Component data from apps and pages
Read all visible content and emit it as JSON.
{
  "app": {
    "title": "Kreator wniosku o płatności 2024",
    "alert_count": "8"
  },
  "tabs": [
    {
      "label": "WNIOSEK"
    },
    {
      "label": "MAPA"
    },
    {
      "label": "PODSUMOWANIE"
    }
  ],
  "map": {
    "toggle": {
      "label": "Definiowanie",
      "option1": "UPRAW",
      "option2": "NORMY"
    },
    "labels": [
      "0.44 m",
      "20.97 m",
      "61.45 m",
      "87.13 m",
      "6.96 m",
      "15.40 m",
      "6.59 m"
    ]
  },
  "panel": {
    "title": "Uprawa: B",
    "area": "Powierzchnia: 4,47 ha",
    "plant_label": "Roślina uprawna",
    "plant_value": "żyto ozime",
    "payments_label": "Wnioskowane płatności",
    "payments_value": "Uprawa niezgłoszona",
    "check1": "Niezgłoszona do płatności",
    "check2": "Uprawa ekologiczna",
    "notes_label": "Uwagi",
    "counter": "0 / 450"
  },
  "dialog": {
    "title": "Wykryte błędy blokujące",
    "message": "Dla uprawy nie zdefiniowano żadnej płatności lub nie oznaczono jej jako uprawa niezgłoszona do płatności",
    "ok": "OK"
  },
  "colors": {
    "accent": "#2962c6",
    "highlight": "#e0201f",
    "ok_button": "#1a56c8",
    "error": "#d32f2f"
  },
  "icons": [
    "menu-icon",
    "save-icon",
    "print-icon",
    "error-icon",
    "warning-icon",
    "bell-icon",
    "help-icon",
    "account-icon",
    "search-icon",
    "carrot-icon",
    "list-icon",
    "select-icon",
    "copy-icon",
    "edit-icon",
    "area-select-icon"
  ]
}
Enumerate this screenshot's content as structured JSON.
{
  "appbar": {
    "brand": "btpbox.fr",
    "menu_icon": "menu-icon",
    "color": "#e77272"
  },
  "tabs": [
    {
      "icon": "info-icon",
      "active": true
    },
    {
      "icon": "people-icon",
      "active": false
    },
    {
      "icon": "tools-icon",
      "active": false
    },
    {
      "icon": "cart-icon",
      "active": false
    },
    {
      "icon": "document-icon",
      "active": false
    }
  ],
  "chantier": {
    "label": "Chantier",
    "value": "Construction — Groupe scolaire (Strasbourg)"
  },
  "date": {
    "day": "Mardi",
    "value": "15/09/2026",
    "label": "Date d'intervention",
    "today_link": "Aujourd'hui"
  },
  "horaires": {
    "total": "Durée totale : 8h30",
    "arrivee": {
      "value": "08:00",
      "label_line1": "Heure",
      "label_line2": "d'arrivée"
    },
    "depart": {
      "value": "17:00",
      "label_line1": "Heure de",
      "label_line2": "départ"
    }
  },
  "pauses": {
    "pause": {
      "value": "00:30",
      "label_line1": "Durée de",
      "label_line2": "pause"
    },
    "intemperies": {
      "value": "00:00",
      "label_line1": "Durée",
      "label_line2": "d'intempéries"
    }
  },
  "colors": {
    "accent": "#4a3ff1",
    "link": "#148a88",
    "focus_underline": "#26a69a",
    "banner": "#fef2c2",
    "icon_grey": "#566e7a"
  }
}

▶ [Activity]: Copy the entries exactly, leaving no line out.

▶ [Exercise solution]:
Read all visible content and emit it as JSON.
{
  "app": {
    "title": "Kreator wniosku o płatności 2024",
    "alert_count": "8"
  },
  "tabs": [
    {
      "label": "WNIOSEK"
    },
    {
      "label": "MAPA"
    },
    {
      "label": "PODSUMOWANIE"
    }
  ],
  "map": {
    "toggle": {
      "label": "Definiowanie",
      "option1": "UPRAW",
      "option2": "NORMY"
    },
    "labels": [
      "0.44 m",
      "20.97 m",
      "61.45 m",
      "87.13 m",
      "6.96 m",
      "15.40 m",
      "6.59 m"
    ]
  },
  "panel": {
    "title": "Uprawa: B",
    "area": "Powierzchnia: 4,47 ha",
    "plant_label": "Roślina uprawna",
    "plant_value": "żyto ozime",
    "payments_label": "Wnioskowane płatności",
    "payments_value": "Uprawa niezgłoszona",
    "check1": "Niezgłoszona do płatności",
    "check2": "Uprawa ekologiczna",
    "notes_label": "Uwagi",
    "counter": "0 / 450"
  },
  "dialog": {
    "title": "Wykryte błędy blokujące",
    "message": "Dla uprawy nie zdefiniowano żadnej płatności lub nie oznaczono jej jako uprawa niezgłoszona do płatności",
    "ok": "OK"
  },
  "colors": {
    "accent": "#2962c6",
    "highlight": "#e0201f",
    "ok_button": "#1a56c8",
    "error": "#d32f2f"
  },
  "icons": [
    "menu-icon",
    "save-icon",
    "print-icon",
    "error-icon",
    "warning-icon",
    "bell-icon",
    "help-icon",
    "account-icon",
    "search-icon",
    "carrot-icon",
    "list-icon",
    "select-icon",
    "copy-icon",
    "edit-icon",
    "area-select-icon"
  ]
}
Enumerate this screenshot's content as structured JSON.
{
  "appbar": {
    "brand": "btpbox.fr",
    "menu_icon": "menu-icon",
    "color": "#e77272"
  },
  "tabs": [
    {
      "icon": "info-icon",
      "active": true
    },
    {
      "icon": "people-icon",
      "active": false
    },
    {
      "icon": "tools-icon",
      "active": false
    },
    {
      "icon": "cart-icon",
      "active": false
    },
    {
      "icon": "document-icon",
      "active": false
    }
  ],
  "chantier": {
    "label": "Chantier",
    "value": "Construction — Groupe scolaire (Strasbourg)"
  },
  "date": {
    "day": "Mardi",
    "value": "15/09/2026",
    "label": "Date d'intervention",
    "today_link": "Aujourd'hui"
  },
  "horaires": {
    "total": "Durée totale : 8h30",
    "arrivee": {
      "value": "08:00",
      "label_line1": "Heure",
      "label_line2": "d'arrivée"
    },
    "depart": {
      "value": "17:00",
      "label_line1": "Heure de",
      "label_line2": "départ"
    }
  },
  "pauses": {
    "pause": {
      "value": "00:30",
      "label_line1": "Durée de",
      "label_line2": "pause"
    },
    "intemperies": {
      "value": "00:00",
      "label_line1": "Durée",
      "label_line2": "d'intempéries"
    }
  },
  "colors": {
    "accent": "#4a3ff1",
    "link": "#148a88",
    "focus_underline": "#26a69a",
    "banner": "#fef2c2",
    "icon_grey": "#566e7a"
  }
}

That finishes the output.